|Ctenucha venosa, Veined Ctenucha a day active tiger moth|
|Ministrymon leda (Leda Ministreak - Hodges#4291)|
|Anthanassa texana (Texan Crescent)|
|Urbanus dorantes (Dorantes Longtail)|
There was still water in Madera Creek. Where water seeps into the soil minerals are accessible to insects that many species need for their propagation. Usually the males collect them and pass them to the female during mating.
|Giant Swallowtail - Papilio cresphontes|
|Adejeania vexatrix, a tachinid fly at a water seep|
|Copestylum mexicanum (Mexican Cactus Fly)|
|small Copestylum sp.|
|Cyphomyia erecta McFadden 1969|
|Ichneumonid Wasp Compsocryptus sp|
|Bombus sonorus (Sonoran Bumble Bee)|
|Pogonomyrmex sp.harvesting berries|
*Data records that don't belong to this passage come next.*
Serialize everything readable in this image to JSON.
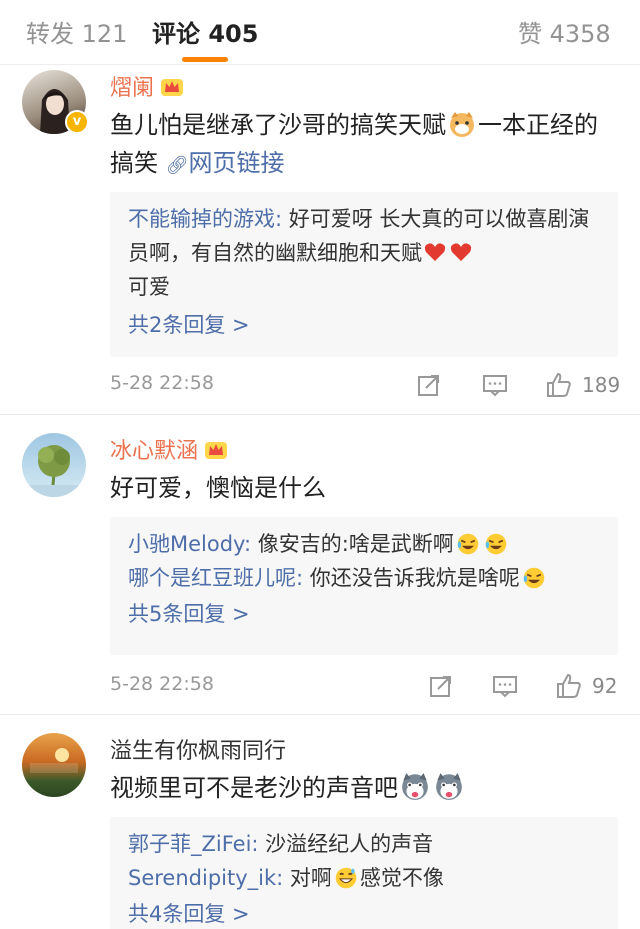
{
  "tabs": {
    "repost": "转发 121",
    "comments": "评论 405",
    "likes": "赞 4358"
  },
  "colors": {
    "accent": "#ff8200",
    "username": "#eb7350",
    "link": "#4e6ea9"
  },
  "comments": [
    {
      "username": "熠阑",
      "text_part1": "鱼儿怕是继承了沙哥的搞笑天赋",
      "text_part2": "一本正经的搞笑",
      "link_text": "网页链接",
      "replies": [
        {
          "name": "不能输掉的游戏:",
          "text": " 好可爱呀  长大真的可以做喜剧演员啊，有自然的幽默细胞和天赋",
          "text2": "可爱"
        }
      ],
      "more": "共2条回复 >",
      "time": "5-28 22:58",
      "likes": "189"
    },
    {
      "username": "冰心默涵",
      "text": "好可爱，懊恼是什么",
      "replies": [
        {
          "name": "小驰Melody:",
          "text": " 像安吉的:啥是武断啊"
        },
        {
          "name": "哪个是红豆班儿呢:",
          "text": " 你还没告诉我炕是啥呢"
        }
      ],
      "more": "共5条回复 >",
      "time": "5-28 22:58",
      "likes": "92"
    },
    {
      "username": "溢生有你枫雨同行",
      "text": "视频里可不是老沙的声音吧",
      "replies": [
        {
          "name": "郭子菲_ZiFei:",
          "text": " 沙溢经纪人的声音"
        },
        {
          "name": "Serendipity_ik:",
          "text": " 对啊",
          "text2": "感觉不像"
        }
      ],
      "more": "共4条回复 >"
    }
  ]
}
|Acromyrmex versicolor, Leaf-cutter Ants, moving 'rocks' to build their chimneys|
Hymenoptera: a few solitary wasps and bees and many social species are still active during fall. Some, like the ants, will survive the winter as whole colonies, but in many species, only the young, mated queens will carry on.
|Bush Katydid, Scudderia mexicana|
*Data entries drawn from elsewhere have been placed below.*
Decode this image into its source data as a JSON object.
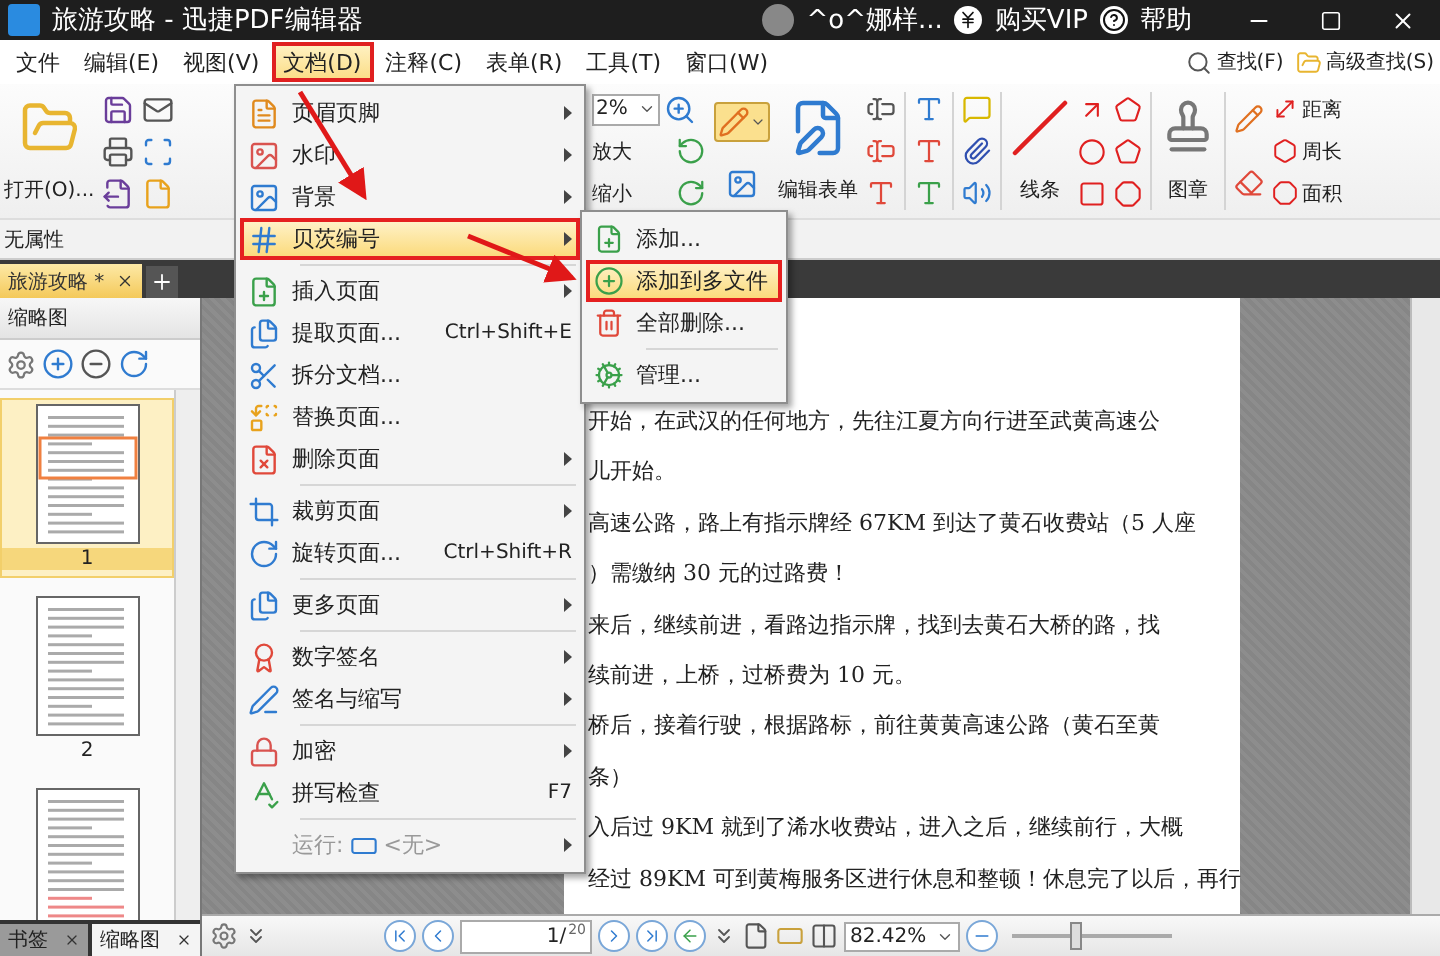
{
  "window": {
    "title": "旅游攻略 - 迅捷PDF编辑器",
    "user": "^o^娜样...",
    "vip": "购买VIP",
    "help": "帮助"
  },
  "menu_bar": [
    {
      "label": "文件",
      "selected": false
    },
    {
      "label": "编辑(E)",
      "selected": false
    },
    {
      "label": "视图(V)",
      "selected": false
    },
    {
      "label": "文档(D)",
      "selected": true
    },
    {
      "label": "注释(C)",
      "selected": false
    },
    {
      "label": "表单(R)",
      "selected": false
    },
    {
      "label": "工具(T)",
      "selected": false
    },
    {
      "label": "窗口(W)",
      "selected": false
    }
  ],
  "search": [
    {
      "label": "查找(F)"
    },
    {
      "label": "高级查找(S)"
    }
  ],
  "ribbon": {
    "open": "打开(O)...",
    "zoom_value": "2%",
    "zoom_in": "放大",
    "zoom_out": "缩小",
    "edit_form": "编辑表单",
    "line": "线条",
    "stamp": "图章",
    "measure": [
      "距离",
      "周长",
      "面积"
    ]
  },
  "properties": "无属性",
  "doc_tabs": [
    {
      "label": "旅游攻略 *",
      "selected": true
    }
  ],
  "left_panel": {
    "title": "缩略图",
    "thumbnails": [
      {
        "label": "1",
        "selected": true
      },
      {
        "label": "2",
        "selected": false
      },
      {
        "selected": false
      }
    ],
    "bottom_tabs": [
      {
        "label": "书签",
        "selected": false
      },
      {
        "label": "缩略图",
        "selected": true
      }
    ]
  },
  "document": {
    "lines": [
      "开始，在武汉的任何地方，先往江夏方向行进至武黄高速公",
      "儿开始。",
      "高速公路，路上有指示牌经 67KM 到达了黄石收费站（5 人座",
      "）需缴纳 30 元的过路费！",
      "来后，继续前进，看路边指示牌，找到去黄石大桥的路，找",
      "续前进，上桥，过桥费为 10 元。",
      "桥后，接着行驶，根据路标，前往黄黄高速公路（黄石至黄",
      "条）",
      "入后过 9KM 就到了浠水收费站，进入之后，继续前行，大概",
      "经过 89KM 可到黄梅服务区进行休息和整顿！休息完了以后，再行"
    ]
  },
  "nav": {
    "page": "1",
    "page_sep": "/",
    "total": "20",
    "zoom": "82.42%",
    "zoom_slider": {
      "level": 0.4
    }
  },
  "doc_menu": {
    "items": [
      {
        "kind": "item",
        "label": "页眉页脚",
        "submenu": true,
        "selected": false,
        "disabled": false
      },
      {
        "kind": "item",
        "label": "水印",
        "submenu": true,
        "selected": false,
        "disabled": false
      },
      {
        "kind": "item",
        "label": "背景",
        "submenu": true,
        "selected": false,
        "disabled": false
      },
      {
        "kind": "item",
        "label": "贝茨编号",
        "submenu": true,
        "selected": true,
        "disabled": false
      },
      {
        "kind": "separator"
      },
      {
        "kind": "item",
        "label": "插入页面",
        "submenu": true,
        "selected": false,
        "disabled": false
      },
      {
        "kind": "item",
        "label": "提取页面...",
        "shortcut": "Ctrl+Shift+E",
        "submenu": false,
        "selected": false,
        "disabled": false
      },
      {
        "kind": "item",
        "label": "拆分文档...",
        "submenu": false,
        "selected": false,
        "disabled": false
      },
      {
        "kind": "item",
        "label": "替换页面...",
        "submenu": false,
        "selected": false,
        "disabled": false
      },
      {
        "kind": "item",
        "label": "删除页面",
        "submenu": true,
        "selected": false,
        "disabled": false
      },
      {
        "kind": "separator"
      },
      {
        "kind": "item",
        "label": "裁剪页面",
        "submenu": true,
        "selected": false,
        "disabled": false
      },
      {
        "kind": "item",
        "label": "旋转页面...",
        "shortcut": "Ctrl+Shift+R",
        "submenu": false,
        "selected": false,
        "disabled": false
      },
      {
        "kind": "separator"
      },
      {
        "kind": "item",
        "label": "更多页面",
        "submenu": true,
        "selected": false,
        "disabled": false
      },
      {
        "kind": "separator"
      },
      {
        "kind": "item",
        "label": "数字签名",
        "submenu": true,
        "selected": false,
        "disabled": false
      },
      {
        "kind": "item",
        "label": "签名与缩写",
        "submenu": true,
        "selected": false,
        "disabled": false
      },
      {
        "kind": "separator"
      },
      {
        "kind": "item",
        "label": "加密",
        "submenu": true,
        "selected": false,
        "disabled": false
      },
      {
        "kind": "item",
        "label": "拼写检查",
        "shortcut": "F7",
        "submenu": false,
        "selected": false,
        "disabled": false
      },
      {
        "kind": "separator"
      },
      {
        "kind": "run",
        "label": "运行:",
        "value": "<无>",
        "submenu": true,
        "selected": false,
        "disabled": true
      }
    ]
  },
  "submenu": {
    "items": [
      {
        "kind": "item",
        "label": "添加...",
        "selected": false
      },
      {
        "kind": "item",
        "label": "添加到多文件",
        "selected": true
      },
      {
        "kind": "item",
        "label": "全部删除...",
        "selected": false
      },
      {
        "kind": "separator"
      },
      {
        "kind": "item",
        "label": "管理...",
        "selected": false
      }
    ]
  }
}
|Red-winged Grasshopper, Arphia pseudonietana|
|Barytettix humphreysii, Humphrey's Grasshopper|
Orthoptera: To me, Grasshoppers and katydids are the character species of the Arizona fall and even winter. The chant of tree crickets was constant at Madera. Occasionally the Horse Lubbers still called and Arphia flew up snarling and flashing red wings. Humphrey's grasshoppers were laying their eggs in the loose sand. No shorthorn grasshopper has an ovipositor, so they push their whole telescopic abdomen deeply into the soil.